A second urban design concern is how a design responds to its context. This isn’t a concern about architecture on its own, but rather how it contributes to the design quality of the city more widely. It’s a question of how a design, in effect, acts as a good citizen. I think this is a valid concern in important civic spaces.
How does the proposal fit in? Quoting Donald Bates again, it is a “major departure” from the design of Federation Square. One of Federation Square’s most conspicuous qualities is an absence of defined corporate imagery, despite the mix of businesses and institutions it houses. Not even the National Gallery of Victoria and the Australian Centre for the Moving Image have their own architectural expression. None of the buildings has a distinct identity as a separate object. Each is a conglomerate of elements that repeat from one to another. Federation Square is a composition of masses that frame open spaces, rather than an arrangement of buildings as distinct objects.
In contrast, Foster and Partners’ notable Apple store designs have two vital characteristics: an obvious aesthetic kinship with Apple products, and a minimalist character that contrasts with the complexity of their settings, ensuring that they stand out in the crowd. The design strategy is to create an object that is a symbol of other objects. The Chicago Apple store takes that to an extreme, with a roof that looks like an iPad. The fact that Apple’s logo is hard to spot on most Apple stores shows how much they have invested in this architectural approach.
Of course this describes the architecture, but how does it relate to its context? Apple’s Chicago store is surrounded by buildings that, like it, boldly make their own individual corporate statements. Architecturally, it meets Apple’s objectives, but behaves like its neighbours. But as a response to its context, Foster and Partners’ design for Federation Square basically says, “up yours.”

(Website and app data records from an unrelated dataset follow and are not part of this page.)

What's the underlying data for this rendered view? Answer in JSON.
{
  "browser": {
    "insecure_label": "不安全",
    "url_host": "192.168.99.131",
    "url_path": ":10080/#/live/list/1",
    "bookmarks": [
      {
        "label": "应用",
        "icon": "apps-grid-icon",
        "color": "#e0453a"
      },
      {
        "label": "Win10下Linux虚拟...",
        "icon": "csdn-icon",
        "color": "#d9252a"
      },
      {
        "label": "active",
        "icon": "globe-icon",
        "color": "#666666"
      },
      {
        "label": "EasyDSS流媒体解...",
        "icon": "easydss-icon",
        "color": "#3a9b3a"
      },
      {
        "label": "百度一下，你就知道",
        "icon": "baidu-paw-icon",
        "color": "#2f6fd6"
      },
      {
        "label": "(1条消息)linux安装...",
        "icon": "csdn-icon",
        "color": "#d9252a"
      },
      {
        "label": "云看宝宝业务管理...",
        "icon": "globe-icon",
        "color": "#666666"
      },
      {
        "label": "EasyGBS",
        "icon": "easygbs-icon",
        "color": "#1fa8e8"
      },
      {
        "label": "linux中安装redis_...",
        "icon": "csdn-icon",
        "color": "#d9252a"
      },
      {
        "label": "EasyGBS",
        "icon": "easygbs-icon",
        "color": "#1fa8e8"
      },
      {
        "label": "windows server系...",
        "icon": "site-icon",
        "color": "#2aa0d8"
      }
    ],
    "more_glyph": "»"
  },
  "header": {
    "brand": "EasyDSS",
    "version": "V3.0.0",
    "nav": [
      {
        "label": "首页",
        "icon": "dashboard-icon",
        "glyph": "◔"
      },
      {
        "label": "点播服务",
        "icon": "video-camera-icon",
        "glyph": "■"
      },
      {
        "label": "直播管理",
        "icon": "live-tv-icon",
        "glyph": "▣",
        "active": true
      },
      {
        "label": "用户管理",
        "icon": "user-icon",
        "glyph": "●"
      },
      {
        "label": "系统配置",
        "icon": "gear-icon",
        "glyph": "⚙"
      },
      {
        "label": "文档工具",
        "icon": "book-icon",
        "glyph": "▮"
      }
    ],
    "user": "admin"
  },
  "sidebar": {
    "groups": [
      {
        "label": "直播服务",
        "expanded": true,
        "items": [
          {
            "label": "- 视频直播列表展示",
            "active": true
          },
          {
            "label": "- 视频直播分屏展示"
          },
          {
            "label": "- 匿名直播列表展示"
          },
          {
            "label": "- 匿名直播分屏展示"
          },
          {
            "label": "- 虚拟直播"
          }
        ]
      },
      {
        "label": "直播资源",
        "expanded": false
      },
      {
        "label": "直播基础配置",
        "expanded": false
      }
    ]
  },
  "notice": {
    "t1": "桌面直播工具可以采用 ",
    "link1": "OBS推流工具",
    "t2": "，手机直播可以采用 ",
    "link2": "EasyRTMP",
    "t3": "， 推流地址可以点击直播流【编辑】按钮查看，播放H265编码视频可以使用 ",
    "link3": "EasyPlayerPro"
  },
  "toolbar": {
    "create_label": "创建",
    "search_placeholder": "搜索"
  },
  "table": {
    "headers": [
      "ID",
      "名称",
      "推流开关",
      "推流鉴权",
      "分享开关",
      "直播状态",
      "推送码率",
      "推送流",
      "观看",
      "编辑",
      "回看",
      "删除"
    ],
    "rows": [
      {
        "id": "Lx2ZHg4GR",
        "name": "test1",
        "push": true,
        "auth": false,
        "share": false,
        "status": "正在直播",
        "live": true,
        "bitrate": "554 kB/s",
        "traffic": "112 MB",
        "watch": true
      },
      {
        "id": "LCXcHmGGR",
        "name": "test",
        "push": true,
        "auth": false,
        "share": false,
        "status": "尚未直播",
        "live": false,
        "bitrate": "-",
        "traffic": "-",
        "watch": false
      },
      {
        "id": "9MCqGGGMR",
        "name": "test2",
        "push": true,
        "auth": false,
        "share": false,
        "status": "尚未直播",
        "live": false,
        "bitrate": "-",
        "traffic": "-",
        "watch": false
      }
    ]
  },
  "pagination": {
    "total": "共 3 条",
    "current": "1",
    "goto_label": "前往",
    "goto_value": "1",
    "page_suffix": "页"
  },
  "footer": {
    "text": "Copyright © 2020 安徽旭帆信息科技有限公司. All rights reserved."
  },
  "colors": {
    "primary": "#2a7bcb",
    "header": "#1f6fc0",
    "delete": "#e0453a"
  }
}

So what do we get in exchange? One little sweet dangled in front of us is the promise of nearly 500 square metres of new public space. But this is only a little over 1% of the total Federation Square site; if a lack of space is a real concern, the offer is insulting. It’s also claimed that this will create more space for watching the video screen, but the new space is fragmented into a little amphitheatre separated from the plaza, and stepped seating south of the Apple shop that’s likely to be in year-round shade.
Another offer is improvement of the former Batman Avenue alignment, which was outside the original Federation Square project scope. The proposal is to build up part of the old roadway into a grassed slope facing over the river. The planting scheme looks like a Balwyn backyard, but otherwise this idea has merit. However, this could be implemented without replacing the building.
Lab Architecture Studio’s design for Federation Square succeeds on many counts, but it’s not perfect; some change is appropriate. The design is also amenable to change in ways that some designers’ work is not. But one must ask, does the proposed Apple store improve Fed Square’s urban design quality?
Does it seem likely that the design will develop into an appropriate response to the site?
That’s a theoretical possibility, but requires more than evolution of the design; it requires a fundamental rethink.
Ron Jones appeared as part of the negative team in the public debate on the topic, “The proposed Apple store will be a win for Fed Square and a win for the city.” His teammates were Rohan Leppert (City of Melbourne), Tania Davidge (Citizens for Melbourne) and Esther Anatolitis (National Association of Visual Arts). Speakers for the affirmative team were Donald Bates (Lab Architecture Studio), Jill Garner (Victorian Government Architect), Martine Letts (Committee for Melbourne) and Jonathan Tribe (Federation Square).
Watch the debate below: